At face value, the current state of the global FBO sector is fairly easy to summarize: growth uncertainty, tight margins and blocked opportunities present challenges. Outside the Americas, Europe remains at best flat in terms of traffic volumes, while markets such as Asia and Africa continue to see strong growth. The Middle East is somewhere in the middle.
So market conditions amount to a mix of challenging times in which costs in some locales continue to rise, further squeezing profits, and extraordinary opportunity presents itself in other places. This background suggests that business aviation handling companies would be retrenching in mature markets such as Europe and feverishly expanding in the new territories. But the reality belies the obvious, and so we find a paradox in which no fewer than eight FBOs continue to battle it out for declining traffic at Paris Le Bourget Airport (with rumors of more market entrants to come). Similarly, up the road in London, there are now five FBOs scrapping it out at the UK capital’s Stansted Airport alone, with operators having plentiful alternatives at some half dozen airports with almost two dozen FBOs around the metropolitan area.
By contrast, in the huge and growing economies of China and India, the total number of real, dedicated FBOs can still be counted on one hand. So does the FBO industry lack imagination and business acumen, or are there valid reasons for this imbalance?

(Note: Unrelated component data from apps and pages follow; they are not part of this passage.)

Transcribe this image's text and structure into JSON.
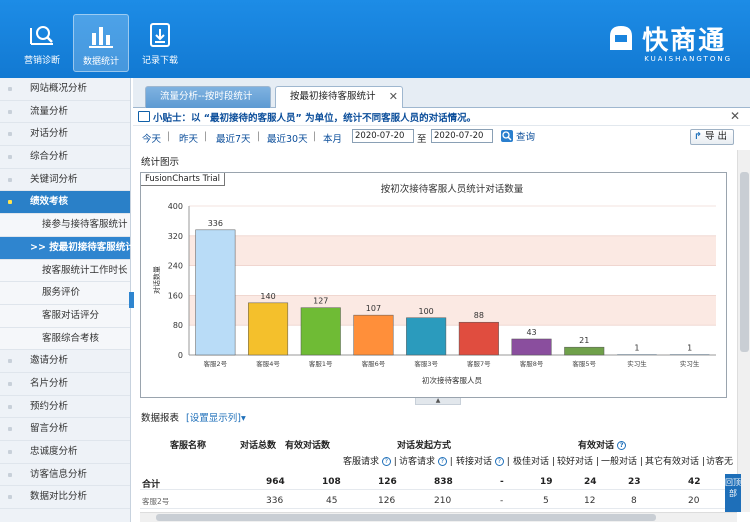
{
  "header": {
    "nav": [
      {
        "label": "营销诊断",
        "icon": "diagnosis-icon"
      },
      {
        "label": "数据统计",
        "icon": "bar-chart-icon"
      },
      {
        "label": "记录下载",
        "icon": "download-icon"
      }
    ],
    "brand_name": "快商通",
    "brand_sub": "KUAISHANGTONG"
  },
  "sidebar": {
    "items": [
      {
        "label": "网站概况分析",
        "kind": "item"
      },
      {
        "label": "流量分析",
        "kind": "item"
      },
      {
        "label": "对话分析",
        "kind": "item"
      },
      {
        "label": "综合分析",
        "kind": "item"
      },
      {
        "label": "关键词分析",
        "kind": "item"
      },
      {
        "label": "绩效考核",
        "kind": "section"
      },
      {
        "label": "接参与接待客服统计",
        "kind": "sub"
      },
      {
        "label": ">> 按最初接待客服统计",
        "kind": "active"
      },
      {
        "label": "按客服统计工作时长",
        "kind": "sub"
      },
      {
        "label": "服务评价",
        "kind": "sub"
      },
      {
        "label": "客服对话评分",
        "kind": "sub"
      },
      {
        "label": "客服综合考核",
        "kind": "sub"
      },
      {
        "label": "邀请分析",
        "kind": "item"
      },
      {
        "label": "名片分析",
        "kind": "item"
      },
      {
        "label": "预约分析",
        "kind": "item"
      },
      {
        "label": "留言分析",
        "kind": "item"
      },
      {
        "label": "忠诚度分析",
        "kind": "item"
      },
      {
        "label": "访客信息分析",
        "kind": "item"
      },
      {
        "label": "数据对比分析",
        "kind": "item"
      }
    ]
  },
  "tabs": [
    {
      "label": "流量分析--按时段统计"
    },
    {
      "label": "按最初接待客服统计",
      "close": "✕"
    }
  ],
  "tip": {
    "text": "小贴士：以 “最初接待的客服人员” 为单位，统计不同客服人员的对话情况。",
    "close": "✕"
  },
  "filters": {
    "quick": [
      "今天",
      "昨天",
      "最近7天",
      "最近30天",
      "本月"
    ],
    "separator": "|",
    "date_from": "2020-07-20",
    "to_label": "至",
    "date_to": "2020-07-20",
    "query_label": "查询",
    "export_label": "导 出",
    "export_arrow": "↱"
  },
  "section_title": "统计图示",
  "chart_data": {
    "type": "bar",
    "title": "按初次接待客服人员统计对话数量",
    "xlabel": "初次接待客服人员",
    "ylabel": "对话数量",
    "ylim": [
      0,
      400
    ],
    "yticks": [
      "0",
      "80",
      "160",
      "240",
      "320",
      "400"
    ],
    "categories": [
      "客服2号",
      "客服4号",
      "客服1号",
      "客服6号",
      "客服3号",
      "客服7号",
      "客服8号",
      "客服5号",
      "实习生",
      "实习生"
    ],
    "values": [
      336,
      140,
      127,
      107,
      100,
      88,
      43,
      21,
      1,
      1
    ],
    "colors": [
      "#b9dcf7",
      "#f4c02c",
      "#6fbb35",
      "#ff8f3a",
      "#2b9bbd",
      "#e04d3f",
      "#8a4e9e",
      "#6fa04a",
      "#9aa7b2",
      "#9aa7b2"
    ],
    "watermark": "FusionCharts Trial"
  },
  "collapse_glyph": "▲",
  "report": {
    "title": "数据报表",
    "settings_link": "[设置显示列]",
    "settings_arrow": "▾",
    "headers": {
      "name": "客服名称",
      "total": "对话总数",
      "effective": "有效对话数",
      "initiator_group": "对话发起方式",
      "effective_group": "有效对话",
      "help": "?",
      "sub": [
        "客服请求",
        "访客请求",
        "转接对话",
        "极佳对话",
        "较好对话",
        "一般对话",
        "其它有效对话",
        "访客无"
      ]
    },
    "rows": [
      {
        "name": "合计",
        "total": "964",
        "effective": "108",
        "c1": "126",
        "c2": "838",
        "c3": "-",
        "c4": "19",
        "c5": "24",
        "c6": "23",
        "c7": "42"
      },
      {
        "name": "客服2号",
        "total": "336",
        "effective": "45",
        "c1": "126",
        "c2": "210",
        "c3": "-",
        "c4": "5",
        "c5": "12",
        "c6": "8",
        "c7": "20"
      }
    ]
  },
  "back_top": "回顶部"
}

To try to make sense of the apparent contradictions, AIN quizzed a broad cross-section of FBO leaders and flight-planning and support experts. There was clear consensus that while FBO costs are rising, competitive pressures for the most part prevent increases in handling fees, leaving profit margins squeezed across the board. But everyone concluded that this is still a good business to be in.